I'm able to sit here and use all that knowledge. And you need all that knowledge. Because to be able to jump from Carrow Road and arrival shots of [Norwich City manager] Chris Hughton, to [Arsenal manager] Arsène Wenger - you've just got to be awake.
Hearing producers in your ear non-stop, it's a bit of a give and take. They're prompting you, but at the same time so much of it is about what you can do on the spot. Is your relationship with producers any different here than it has been in the past?
Not really. We have a slightly different talk-back system and the roles are slightly different. I'm used to hearing more voices, and here I hear one or two. So far, our working relationship has been great.
Pierre Moossa has been super in my ear, and I cannot say how crucial a role that is for me. He is the one who's saying, "Actually, no, we're not going to Arsenal, we're going to [Manchester] United and we're seeing [manager David] Moyes."

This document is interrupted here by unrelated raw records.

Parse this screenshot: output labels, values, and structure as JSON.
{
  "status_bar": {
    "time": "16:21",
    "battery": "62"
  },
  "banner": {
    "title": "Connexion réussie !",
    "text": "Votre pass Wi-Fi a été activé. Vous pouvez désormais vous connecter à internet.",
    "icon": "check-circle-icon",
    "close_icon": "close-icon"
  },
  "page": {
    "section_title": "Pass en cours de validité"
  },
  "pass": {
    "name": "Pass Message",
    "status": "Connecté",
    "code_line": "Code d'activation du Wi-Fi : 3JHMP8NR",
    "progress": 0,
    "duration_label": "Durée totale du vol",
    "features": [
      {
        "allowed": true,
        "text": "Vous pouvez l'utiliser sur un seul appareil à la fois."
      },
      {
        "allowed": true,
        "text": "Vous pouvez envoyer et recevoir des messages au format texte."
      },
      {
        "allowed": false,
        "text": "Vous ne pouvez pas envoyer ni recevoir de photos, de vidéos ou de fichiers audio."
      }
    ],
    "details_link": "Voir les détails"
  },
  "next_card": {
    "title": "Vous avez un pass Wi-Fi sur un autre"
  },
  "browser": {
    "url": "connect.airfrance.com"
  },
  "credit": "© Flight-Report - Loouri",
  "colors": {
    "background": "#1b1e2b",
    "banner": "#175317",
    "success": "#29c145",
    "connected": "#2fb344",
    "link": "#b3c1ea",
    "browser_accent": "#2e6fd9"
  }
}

He's got to be short and sharp and snappy, because every time he comes in my ear, I've got to listen to also listen to Robbie Earle and Robbie Mustoe, and think about what I'm going to say next. So there's quite a lot going on. It was certainly an experience today.
One of the highlights that people might note from this morning was when they played "You'll Never Walk Alone" at Anfield before the Liverpool-Stoke City kickoff. We don't know much over here about how they treat that kind of moment in the U.K., but in the U.S. a lot of times, the people on air just keep talking over whatever it may be. And that goes for a lot of sports.
To stop right then and let it breathe - as you said on air, "Let's listen to the tune that is Liverpool" - what was that like in the moment that it happened?
I've got to say that it was a bit goosebump-y. I'm lucky enough to have been at Anfield when they sing "You'll Never Walk Alone," and every single time I'm there, I get goosebumps. And I'm not a Liverpool supporter. It's just one of those anthems which thrills you.
It's very alien, don't get me wrong, to not talk when you're on live TV. It's strange as a presenter. And you are kind of worrying about if you should come in. But the NBC directive was "Less is more." Maybe lots of United States fans hadn't seen that before. They don't need me talking all over it. They want to hear it and get the feeling. It was an intentional thing, and something we'll do going forward.